# TASK GOAL:
The lines you return must be all those in the data that hold the string "true".

# DATASET RECORDS:
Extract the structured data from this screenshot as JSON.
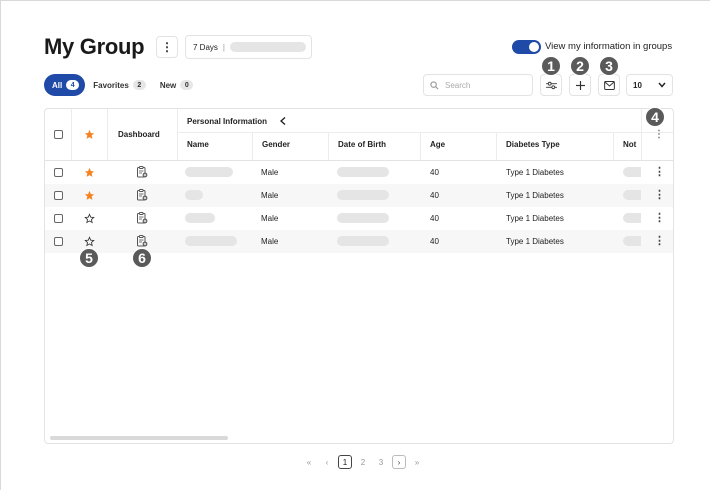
{
  "header": {
    "title": "My Group",
    "range_label": "7 Days",
    "range_separator": "|",
    "toggle_label": "View my information in groups",
    "toggle_on": true
  },
  "tabs": [
    {
      "label": "All",
      "count": "4",
      "active": true
    },
    {
      "label": "Favorites",
      "count": "2",
      "active": false
    },
    {
      "label": "New",
      "count": "0",
      "active": false
    }
  ],
  "toolbar": {
    "search_placeholder": "Search",
    "filter_icon": "sliders-icon",
    "add_icon": "plus-icon",
    "mail_icon": "mail-icon",
    "per_page": "10"
  },
  "callouts": [
    "1",
    "2",
    "3",
    "4",
    "5",
    "6"
  ],
  "table": {
    "group_header": "Personal Information",
    "columns": {
      "dashboard": "Dashboard",
      "name": "Name",
      "gender": "Gender",
      "dob": "Date of Birth",
      "age": "Age",
      "diabetes": "Diabetes Type",
      "note": "Not"
    },
    "rows": [
      {
        "favorite": true,
        "gender": "Male",
        "age": "40",
        "diabetes": "Type 1 Diabetes"
      },
      {
        "favorite": true,
        "gender": "Male",
        "age": "40",
        "diabetes": "Type 1 Diabetes"
      },
      {
        "favorite": false,
        "gender": "Male",
        "age": "40",
        "diabetes": "Type 1 Diabetes"
      },
      {
        "favorite": false,
        "gender": "Male",
        "age": "40",
        "diabetes": "Type 1 Diabetes"
      }
    ]
  },
  "pagination": {
    "first": "«",
    "prev": "‹",
    "pages": [
      "1",
      "2",
      "3"
    ],
    "current": "1",
    "next": "›",
    "last": "»"
  },
  "colors": {
    "accent": "#1f4aa8",
    "star": "#f58220",
    "callout": "#5a5a5a"
  }
}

# OUTPUT FOR THIS TASK:
    "toggle_on": true
      "active": true
        "favorite": true,
        "favorite": true,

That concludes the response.